Supplied entries>
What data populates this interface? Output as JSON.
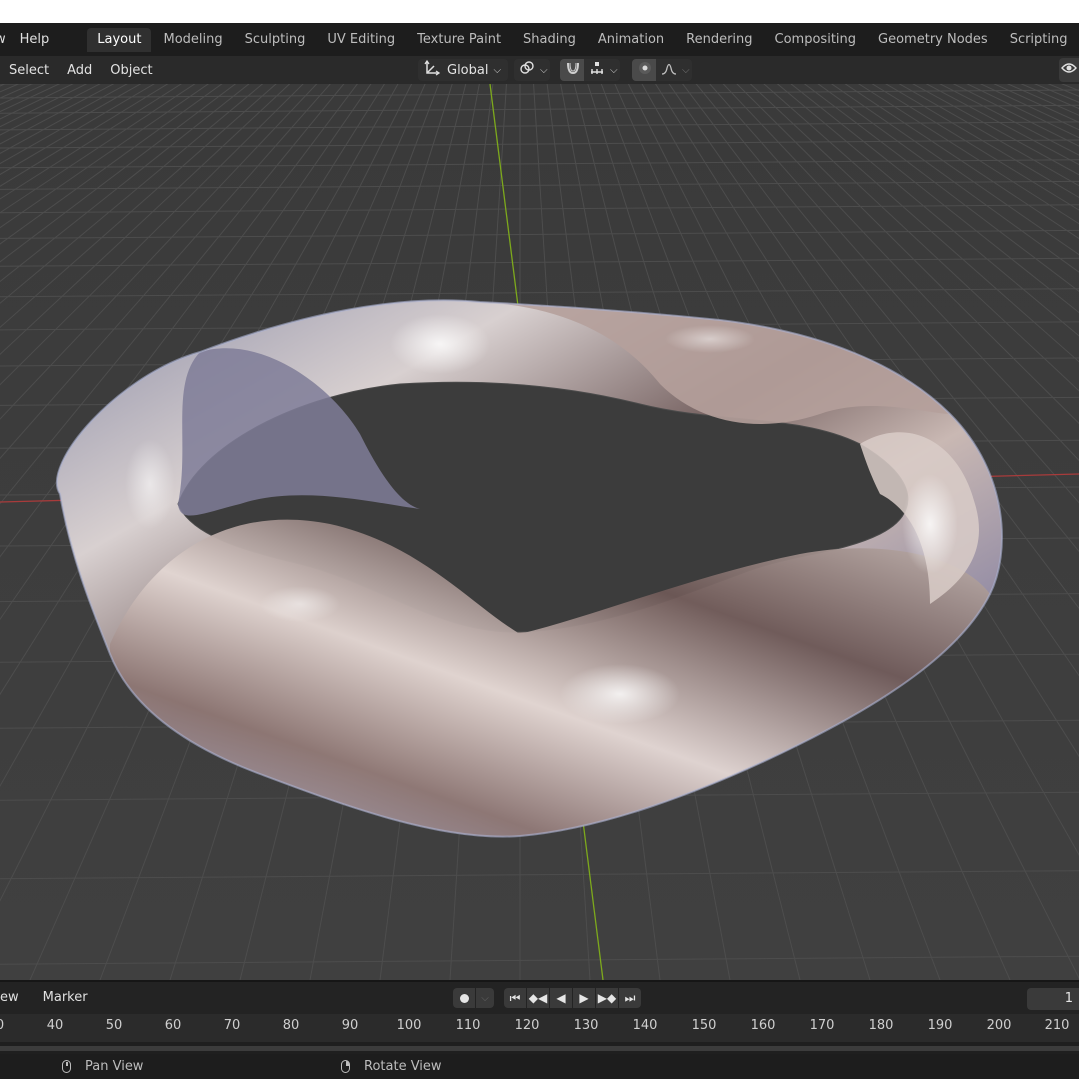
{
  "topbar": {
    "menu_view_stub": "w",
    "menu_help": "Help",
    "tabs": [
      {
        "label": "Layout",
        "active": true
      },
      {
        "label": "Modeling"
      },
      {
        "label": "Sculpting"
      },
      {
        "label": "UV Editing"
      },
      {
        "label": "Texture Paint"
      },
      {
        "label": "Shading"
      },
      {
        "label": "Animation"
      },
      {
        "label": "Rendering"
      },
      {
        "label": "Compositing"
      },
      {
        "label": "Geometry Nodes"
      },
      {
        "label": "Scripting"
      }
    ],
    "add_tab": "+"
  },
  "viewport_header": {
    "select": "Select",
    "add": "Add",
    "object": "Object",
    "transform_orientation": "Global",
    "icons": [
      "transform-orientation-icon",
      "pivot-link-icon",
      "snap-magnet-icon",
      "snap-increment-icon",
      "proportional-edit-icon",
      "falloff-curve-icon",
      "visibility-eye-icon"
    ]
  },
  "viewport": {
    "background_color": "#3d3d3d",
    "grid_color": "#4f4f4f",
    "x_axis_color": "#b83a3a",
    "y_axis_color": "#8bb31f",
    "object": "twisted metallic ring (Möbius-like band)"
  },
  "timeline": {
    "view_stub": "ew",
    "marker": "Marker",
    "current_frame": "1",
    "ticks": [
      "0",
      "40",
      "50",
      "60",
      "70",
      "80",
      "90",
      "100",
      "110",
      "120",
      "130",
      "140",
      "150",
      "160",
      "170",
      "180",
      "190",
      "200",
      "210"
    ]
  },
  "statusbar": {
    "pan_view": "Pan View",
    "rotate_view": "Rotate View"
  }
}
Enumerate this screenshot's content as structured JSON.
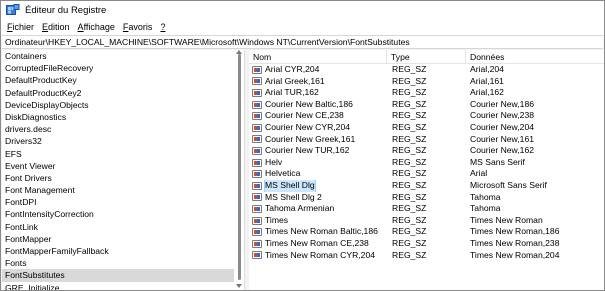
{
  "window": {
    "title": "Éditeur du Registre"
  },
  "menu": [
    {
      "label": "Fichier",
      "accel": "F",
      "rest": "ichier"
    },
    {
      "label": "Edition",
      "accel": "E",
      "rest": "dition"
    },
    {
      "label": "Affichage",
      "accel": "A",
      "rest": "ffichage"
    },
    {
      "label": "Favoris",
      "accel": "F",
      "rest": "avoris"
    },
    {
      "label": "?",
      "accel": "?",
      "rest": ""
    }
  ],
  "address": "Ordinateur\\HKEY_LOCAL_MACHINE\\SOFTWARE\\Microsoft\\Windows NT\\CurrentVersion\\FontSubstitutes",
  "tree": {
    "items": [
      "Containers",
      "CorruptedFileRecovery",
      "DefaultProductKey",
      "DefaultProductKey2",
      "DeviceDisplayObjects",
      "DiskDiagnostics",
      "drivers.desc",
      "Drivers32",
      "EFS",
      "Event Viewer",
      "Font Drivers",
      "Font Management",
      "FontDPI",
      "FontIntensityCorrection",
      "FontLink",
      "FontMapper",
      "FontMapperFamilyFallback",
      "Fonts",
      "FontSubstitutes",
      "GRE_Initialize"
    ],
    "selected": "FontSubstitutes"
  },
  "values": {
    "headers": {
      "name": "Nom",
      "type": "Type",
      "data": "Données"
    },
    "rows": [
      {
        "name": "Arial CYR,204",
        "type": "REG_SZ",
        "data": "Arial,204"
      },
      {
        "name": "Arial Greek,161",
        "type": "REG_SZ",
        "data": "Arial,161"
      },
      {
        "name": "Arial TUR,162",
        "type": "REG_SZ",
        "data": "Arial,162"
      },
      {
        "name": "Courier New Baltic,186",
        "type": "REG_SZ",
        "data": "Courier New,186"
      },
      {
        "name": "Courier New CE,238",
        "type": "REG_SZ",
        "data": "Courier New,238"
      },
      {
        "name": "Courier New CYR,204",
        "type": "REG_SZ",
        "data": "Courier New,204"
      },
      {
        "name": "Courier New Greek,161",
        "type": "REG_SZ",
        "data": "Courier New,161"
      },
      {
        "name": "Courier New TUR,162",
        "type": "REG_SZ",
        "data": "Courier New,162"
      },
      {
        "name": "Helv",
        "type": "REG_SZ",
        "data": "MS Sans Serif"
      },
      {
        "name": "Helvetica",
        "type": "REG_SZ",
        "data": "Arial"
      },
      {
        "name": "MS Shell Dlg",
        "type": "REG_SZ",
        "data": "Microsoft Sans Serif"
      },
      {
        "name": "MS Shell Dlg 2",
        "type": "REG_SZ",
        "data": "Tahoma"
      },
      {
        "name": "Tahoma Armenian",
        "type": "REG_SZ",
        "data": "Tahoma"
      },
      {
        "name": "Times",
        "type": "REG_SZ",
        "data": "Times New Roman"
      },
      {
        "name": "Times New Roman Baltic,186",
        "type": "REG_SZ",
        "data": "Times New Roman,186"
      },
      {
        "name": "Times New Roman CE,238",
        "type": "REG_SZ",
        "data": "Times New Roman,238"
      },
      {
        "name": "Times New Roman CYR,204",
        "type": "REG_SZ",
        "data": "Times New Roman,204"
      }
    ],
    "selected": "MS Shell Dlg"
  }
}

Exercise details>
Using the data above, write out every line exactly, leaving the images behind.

Solution to this problem>
What data populates this interface? Output as JSON.
{
  "topbar": {
    "menu_view_stub": "w",
    "menu_help": "Help",
    "tabs": [
      {
        "label": "Layout",
        "active": true
      },
      {
        "label": "Modeling"
      },
      {
        "label": "Sculpting"
      },
      {
        "label": "UV Editing"
      },
      {
        "label": "Texture Paint"
      },
      {
        "label": "Shading"
      },
      {
        "label": "Animation"
      },
      {
        "label": "Rendering"
      },
      {
        "label": "Compositing"
      },
      {
        "label": "Geometry Nodes"
      },
      {
        "label": "Scripting"
      }
    ],
    "add_tab": "+"
  },
  "viewport_header": {
    "select": "Select",
    "add": "Add",
    "object": "Object",
    "transform_orientation": "Global",
    "icons": [
      "transform-orientation-icon",
      "pivot-link-icon",
      "snap-magnet-icon",
      "snap-increment-icon",
      "proportional-edit-icon",
      "falloff-curve-icon",
      "visibility-eye-icon"
    ]
  },
  "viewport": {
    "background_color": "#3d3d3d",
    "grid_color": "#4f4f4f",
    "x_axis_color": "#b83a3a",
    "y_axis_color": "#8bb31f",
    "object": "twisted metallic ring (Möbius-like band)"
  },
  "timeline": {
    "view_stub": "ew",
    "marker": "Marker",
    "current_frame": "1",
    "ticks": [
      "0",
      "40",
      "50",
      "60",
      "70",
      "80",
      "90",
      "100",
      "110",
      "120",
      "130",
      "140",
      "150",
      "160",
      "170",
      "180",
      "190",
      "200",
      "210"
    ]
  },
  "statusbar": {
    "pan_view": "Pan View",
    "rotate_view": "Rotate View"
  }
}
Enumerate this screenshot's content as structured JSON.
{
  "window": {
    "title": "Éditeur du Registre"
  },
  "menu": [
    {
      "label": "Fichier",
      "accel": "F",
      "rest": "ichier"
    },
    {
      "label": "Edition",
      "accel": "E",
      "rest": "dition"
    },
    {
      "label": "Affichage",
      "accel": "A",
      "rest": "ffichage"
    },
    {
      "label": "Favoris",
      "accel": "F",
      "rest": "avoris"
    },
    {
      "label": "?",
      "accel": "?",
      "rest": ""
    }
  ],
  "address": "Ordinateur\\HKEY_LOCAL_MACHINE\\SOFTWARE\\Microsoft\\Windows NT\\CurrentVersion\\FontSubstitutes",
  "tree": {
    "items": [
      "Containers",
      "CorruptedFileRecovery",
      "DefaultProductKey",
      "DefaultProductKey2",
      "DeviceDisplayObjects",
      "DiskDiagnostics",
      "drivers.desc",
      "Drivers32",
      "EFS",
      "Event Viewer",
      "Font Drivers",
      "Font Management",
      "FontDPI",
      "FontIntensityCorrection",
      "FontLink",
      "FontMapper",
      "FontMapperFamilyFallback",
      "Fonts",
      "FontSubstitutes",
      "GRE_Initialize"
    ],
    "selected": "FontSubstitutes"
  },
  "values": {
    "headers": {
      "name": "Nom",
      "type": "Type",
      "data": "Données"
    },
    "rows": [
      {
        "name": "Arial CYR,204",
        "type": "REG_SZ",
        "data": "Arial,204"
      },
      {
        "name": "Arial Greek,161",
        "type": "REG_SZ",
        "data": "Arial,161"
      },
      {
        "name": "Arial TUR,162",
        "type": "REG_SZ",
        "data": "Arial,162"
      },
      {
        "name": "Courier New Baltic,186",
        "type": "REG_SZ",
        "data": "Courier New,186"
      },
      {
        "name": "Courier New CE,238",
        "type": "REG_SZ",
        "data": "Courier New,238"
      },
      {
        "name": "Courier New CYR,204",
        "type": "REG_SZ",
        "data": "Courier New,204"
      },
      {
        "name": "Courier New Greek,161",
        "type": "REG_SZ",
        "data": "Courier New,161"
      },
      {
        "name": "Courier New TUR,162",
        "type": "REG_SZ",
        "data": "Courier New,162"
      },
      {
        "name": "Helv",
        "type": "REG_SZ",
        "data": "MS Sans Serif"
      },
      {
        "name": "Helvetica",
        "type": "REG_SZ",
        "data": "Arial"
      },
      {
        "name": "MS Shell Dlg",
        "type": "REG_SZ",
        "data": "Microsoft Sans Serif"
      },
      {
        "name": "MS Shell Dlg 2",
        "type": "REG_SZ",
        "data": "Tahoma"
      },
      {
        "name": "Tahoma Armenian",
        "type": "REG_SZ",
        "data": "Tahoma"
      },
      {
        "name": "Times",
        "type": "REG_SZ",
        "data": "Times New Roman"
      },
      {
        "name": "Times New Roman Baltic,186",
        "type": "REG_SZ",
        "data": "Times New Roman,186"
      },
      {
        "name": "Times New Roman CE,238",
        "type": "REG_SZ",
        "data": "Times New Roman,238"
      },
      {
        "name": "Times New Roman CYR,204",
        "type": "REG_SZ",
        "data": "Times New Roman,204"
      }
    ],
    "selected": "MS Shell Dlg"
  }
}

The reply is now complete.